"Climate Change is all about Water".
Many people may consider expanding deserts as the main manifestation of a warming planet, and that's likely to occur. However, it is just one consequence of predicted shifts in the global water cycle -- changes that will affect the quality, timing and volume of precipitation and water availability everywhere.
Climate change will affect all societies and ecosystems most profoundly through the medium of water – the arrival of too much in some places, too little in others and at unexpected times. Sadly, most communities in developing countries are ill-prepared to adjust to the looming new reality. The need is growing by the day for disadvantaged countries to work on ways to cope with climate change impacts.

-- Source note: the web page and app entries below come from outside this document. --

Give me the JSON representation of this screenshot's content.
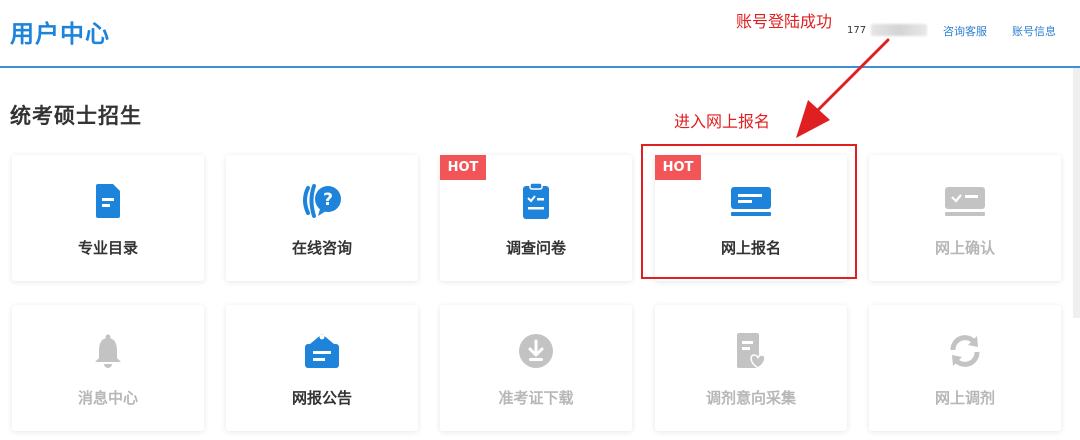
{
  "header": {
    "brand": "用户中心",
    "phone_prefix": "177",
    "links": {
      "support": "咨询客服",
      "account": "账号信息"
    }
  },
  "annotations": {
    "login_success": "账号登陆成功",
    "enter_registration": "进入网上报名"
  },
  "section": {
    "title": "统考硕士招生"
  },
  "cards": [
    {
      "label": "专业目录",
      "icon": "document-icon",
      "hot": false,
      "enabled": true
    },
    {
      "label": "在线咨询",
      "icon": "consult-chat-icon",
      "hot": false,
      "enabled": true
    },
    {
      "label": "调查问卷",
      "icon": "clipboard-check-icon",
      "hot": true,
      "enabled": true
    },
    {
      "label": "网上报名",
      "icon": "card-form-icon",
      "hot": true,
      "enabled": true
    },
    {
      "label": "网上确认",
      "icon": "confirm-card-icon",
      "hot": false,
      "enabled": false
    },
    {
      "label": "消息中心",
      "icon": "bell-icon",
      "hot": false,
      "enabled": false
    },
    {
      "label": "网报公告",
      "icon": "announcement-icon",
      "hot": false,
      "enabled": true
    },
    {
      "label": "准考证下载",
      "icon": "download-icon",
      "hot": false,
      "enabled": false
    },
    {
      "label": "调剂意向采集",
      "icon": "intent-heart-doc-icon",
      "hot": false,
      "enabled": false
    },
    {
      "label": "网上调剂",
      "icon": "refresh-icon",
      "hot": false,
      "enabled": false
    }
  ],
  "badge_text": "HOT",
  "colors": {
    "accent": "#1e83db",
    "hot": "#f25557",
    "annotation": "#e02020",
    "disabled": "#b7b7b7"
  }
}
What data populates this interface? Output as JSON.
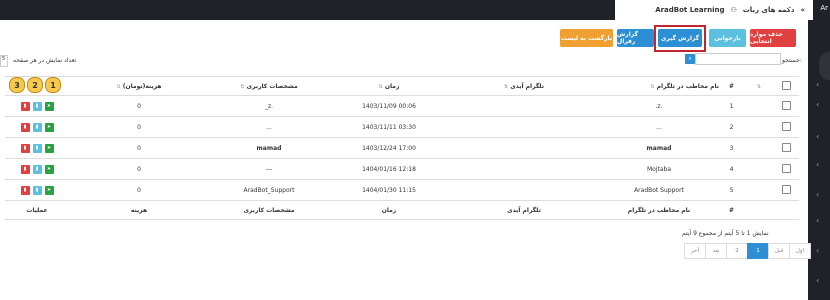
{
  "topbar": {
    "app_name": "AradBot Learning",
    "breadcrumb_current": "دکمه های ربات",
    "home": "خانه",
    "corner": "Ar"
  },
  "toolbar": {
    "delete_selected": "حذف موارد انتخابی",
    "back_to_list": "بازخوانی",
    "reporting": "گزارش گیری",
    "referral_report": "گزارش رفرال",
    "return_to_list": "بازگشت به لیست"
  },
  "page_size": {
    "label": "تعداد نمایش در هر صفحه",
    "value": "5"
  },
  "search": {
    "label": "جستجو:",
    "value": ""
  },
  "table": {
    "headers": [
      "#",
      "نام مخاطب در تلگرام",
      "تلگرام آیدی",
      "زمان",
      "مشخصات کاربری",
      "هزینه(تومان)",
      ""
    ],
    "footer": [
      "#",
      "نام مخاطب در تلگرام",
      "تلگرام آیدی",
      "زمان",
      "مشخصات کاربری",
      "هزینه",
      "عملیات"
    ],
    "rows": [
      {
        "n": "1",
        "name": ".z.",
        "tid": "",
        "time": "1403/11/09 00:06",
        "profile": "_z.",
        "cost": "0"
      },
      {
        "n": "2",
        "name": "...",
        "tid": "",
        "time": "1403/11/11 03:30",
        "profile": "...",
        "cost": "0"
      },
      {
        "n": "3",
        "name": "mamad",
        "tid": "",
        "time": "1403/12/24 17:00",
        "profile": "mamad",
        "cost": "0"
      },
      {
        "n": "4",
        "name": "Mojtaba",
        "tid": "",
        "time": "1404/01/16 12:18",
        "profile": "---",
        "cost": "0"
      },
      {
        "n": "5",
        "name": "AradBot Support",
        "tid": "",
        "time": "1404/01/30 11:15",
        "profile": "AradBot_Support",
        "cost": "0"
      }
    ]
  },
  "annotations": [
    "1",
    "2",
    "3"
  ],
  "summary": "نمایش 1 تا 5 آیتم از مجموع 9 آیتم",
  "pagination": [
    "اول",
    "قبل",
    "1",
    "2",
    "بعد",
    "آخر"
  ],
  "colors": {
    "delete": "#e04040",
    "blue": "#5bc0de",
    "dark_blue": "#2c8fd3",
    "orange": "#f0a030",
    "dark": "#1f2329"
  }
}
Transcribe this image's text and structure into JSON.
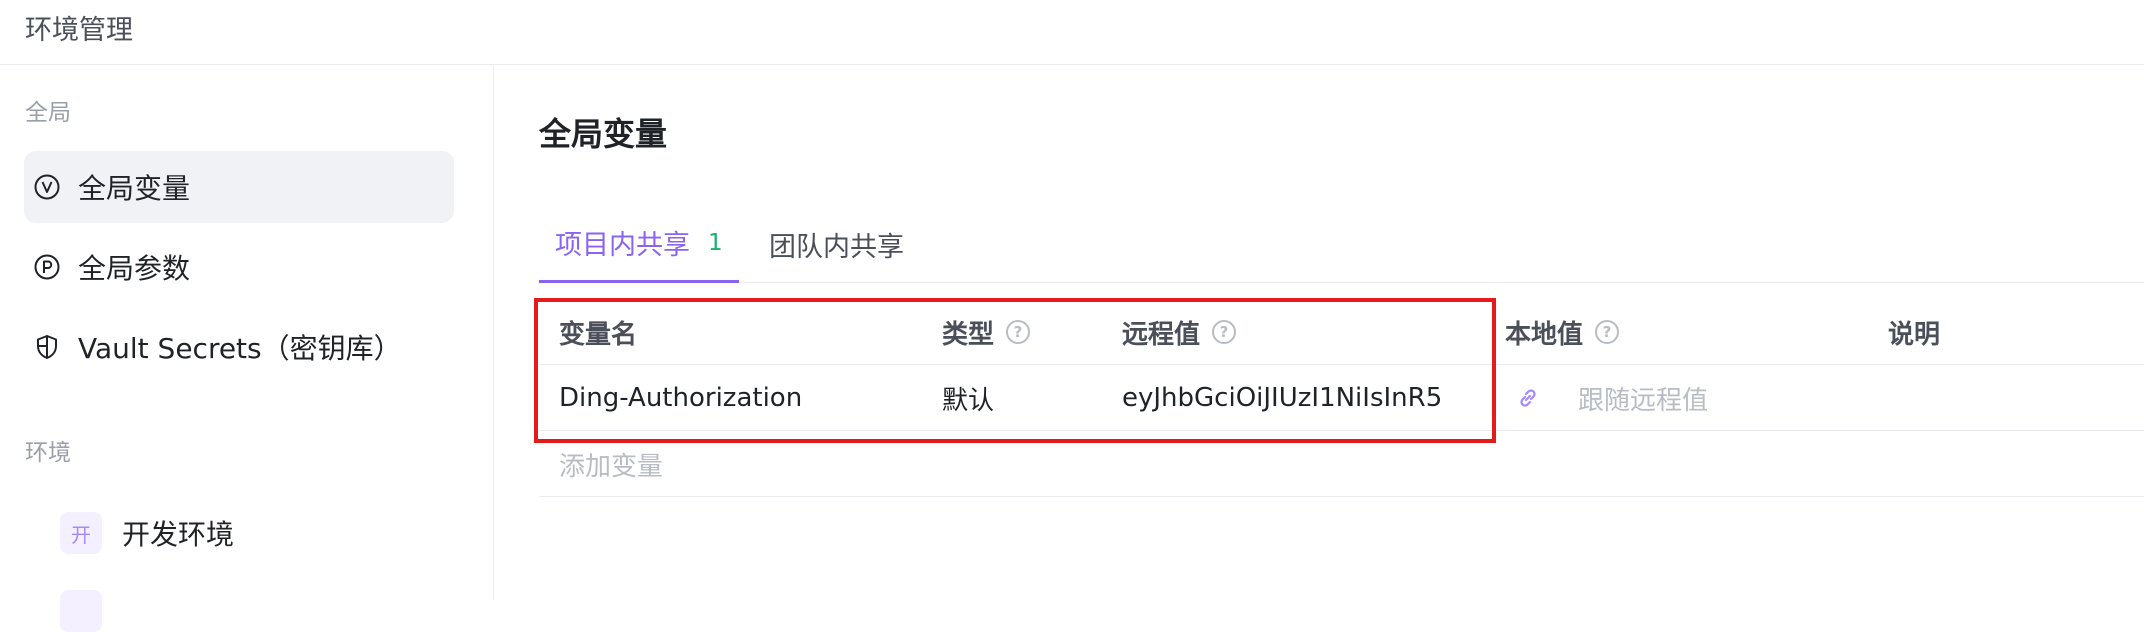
{
  "window": {
    "title": "环境管理"
  },
  "sidebar": {
    "section_global": "全局",
    "items": [
      {
        "label": "全局变量",
        "icon": "v-circle-icon",
        "active": true
      },
      {
        "label": "全局参数",
        "icon": "p-circle-icon",
        "active": false
      },
      {
        "label": "Vault Secrets（密钥库）",
        "icon": "shield-icon",
        "active": false
      }
    ],
    "section_env": "环境",
    "environments": [
      {
        "badge": "开",
        "label": "开发环境"
      }
    ]
  },
  "main": {
    "title": "全局变量",
    "tabs": [
      {
        "label": "项目内共享",
        "count": "1",
        "active": true
      },
      {
        "label": "团队内共享",
        "active": false
      }
    ],
    "table": {
      "columns": [
        "变量名",
        "类型",
        "远程值",
        "本地值",
        "说明"
      ],
      "rows": [
        {
          "name": "Ding-Authorization",
          "type": "默认",
          "remote": "eyJhbGciOiJIUzI1NiIsInR5",
          "local_placeholder": "跟随远程值",
          "desc": ""
        }
      ],
      "add_placeholder": "添加变量"
    }
  },
  "colors": {
    "accent": "#8a63f0",
    "count": "#17b26a",
    "highlight": "#e31b1b"
  }
}
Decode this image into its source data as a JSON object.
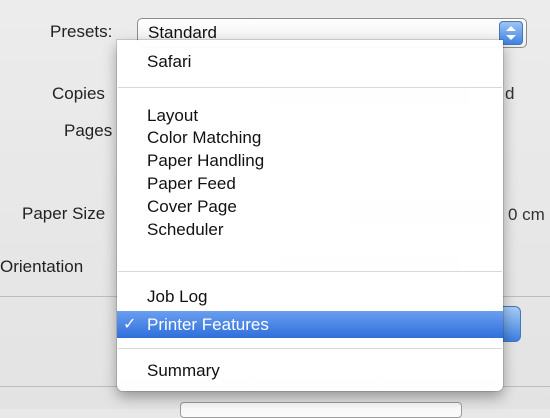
{
  "dialog": {
    "presets_label": "Presets:",
    "presets_value": "Standard",
    "copies_label": "Copies",
    "pages_label": "Pages",
    "paper_size_label": "Paper Size",
    "orientation_label": "Orientation",
    "right_fragment_copies": "d",
    "right_fragment_paper": "0 cm"
  },
  "menu": {
    "items": [
      {
        "label": "Safari"
      },
      {
        "label": "Layout"
      },
      {
        "label": "Color Matching"
      },
      {
        "label": "Paper Handling"
      },
      {
        "label": "Paper Feed"
      },
      {
        "label": "Cover Page"
      },
      {
        "label": "Scheduler"
      },
      {
        "label": "Job Log"
      },
      {
        "label": "Printer Features",
        "checkmark": "✓"
      },
      {
        "label": "Summary"
      }
    ]
  },
  "colors": {
    "selection": "#3b78dd",
    "menu_background": "#ffffff",
    "dialog_background": "#e8e8e8"
  }
}
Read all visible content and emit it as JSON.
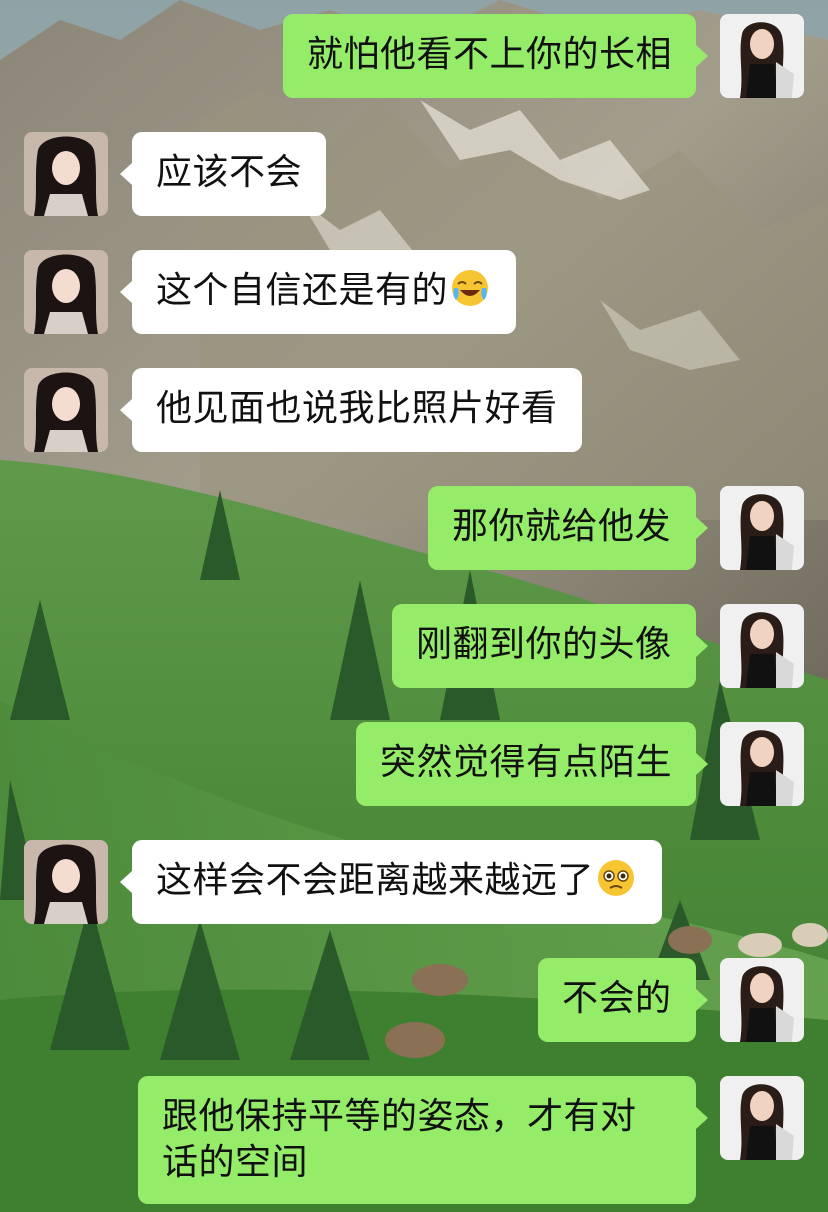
{
  "messages": [
    {
      "side": "self",
      "text": "就怕他看不上你的长相",
      "emoji": ""
    },
    {
      "side": "other",
      "text": "应该不会",
      "emoji": ""
    },
    {
      "side": "other",
      "text": "这个自信还是有的",
      "emoji": "laugh-cry-emoji"
    },
    {
      "side": "other",
      "text": "他见面也说我比照片好看",
      "emoji": ""
    },
    {
      "side": "self",
      "text": "那你就给他发",
      "emoji": ""
    },
    {
      "side": "self",
      "text": "刚翻到你的头像",
      "emoji": ""
    },
    {
      "side": "self",
      "text": "突然觉得有点陌生",
      "emoji": ""
    },
    {
      "side": "other",
      "text": "这样会不会距离越来越远了",
      "emoji": "pleading-face-emoji"
    },
    {
      "side": "self",
      "text": "不会的",
      "emoji": ""
    },
    {
      "side": "self",
      "text": "跟他保持平等的姿态，才有对话的空间",
      "emoji": ""
    }
  ],
  "colors": {
    "self_bubble": "#95ec69",
    "other_bubble": "#ffffff",
    "text": "#111111"
  }
}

Changes to precipitation patterns have already been documented and are projected to amplify through global warming. Receding glaciers, melting permafrost and changes in precipitation from snow to rain would further affect seasonal water flows.
Meanwhile, rising sea levels will seriously affect coastal aquifers on which many cities and other users rely heavily. This phenomenon will also severely impact agricultural production in major delta regions -- the food bowl of many countries.
Climate change will also directly affect industrial, agricultural and household demand for water. For example, demand for water to irrigate crops may rise as transpiration increases with higher temperatures.
Finally, extreme weather events have become more frequent and intense in many regions, resulting in a substantial increase of water-related hazards. The impacts of recent major floods, such as this summer's deadly and costly ($9.5 billion in damages) catastrophe in Pakistan earlier this year, is an indication of what could lie ahead from increased climate variability. More intense droughts experienced in the past decade are also linked to changing climate and water cycle patterns.
In order to prepare the developing countries for impacts on their water resources, three strategies must be employed.
First: Build resilience of societies to unexpected climate patterns
While this certainly means investment in hardware (infrastructure, water reservoirs, water delivery and treatment systems) there must also be an equal emphasis on "software" (especially raising awareness of public and policy-makers alike).
The creation of community groups that would respond to climatic emergencies and care for those most vulnerable is one aspect, as successfully demonstrated in some countries including Cuba. Developing national economic policies that account for changes in water distribution is another.
Second: Foster better understanding of sectoral impacts of water-related climate impacts
How we manage water affects almost all aspects of the economy, particularly a) public health, food production and security; b) domestic water supply and sanitation; c) energy and industry; and d) environmental sustainability. An integrated set of policies for water management at every level of government is critical to the economic, social and environmental well-being of societies everywhere.
Third: Bring in additional resources and new investments to ensure that adaptation to
climate impacts is undertaken effectively
In the dialogue during and around climate change negotiations in Copenhagen last year, United Nations member states recognized this reality and are responding favourably. The additional resources in question are not just financial; they also include training people to lead the national responses and deploying cost-effective technologies.
The political complexity and competing interests in the climate change debate have led to uncertain action on the mitigation of emissions and, in the process, assured future adverse impacts.
The focus on adaptation to climate's impact on our water resource must, therefore, become a center-stage priority. This should be reflected in national development policies and budget allocations, but also in the international discourse on climate change.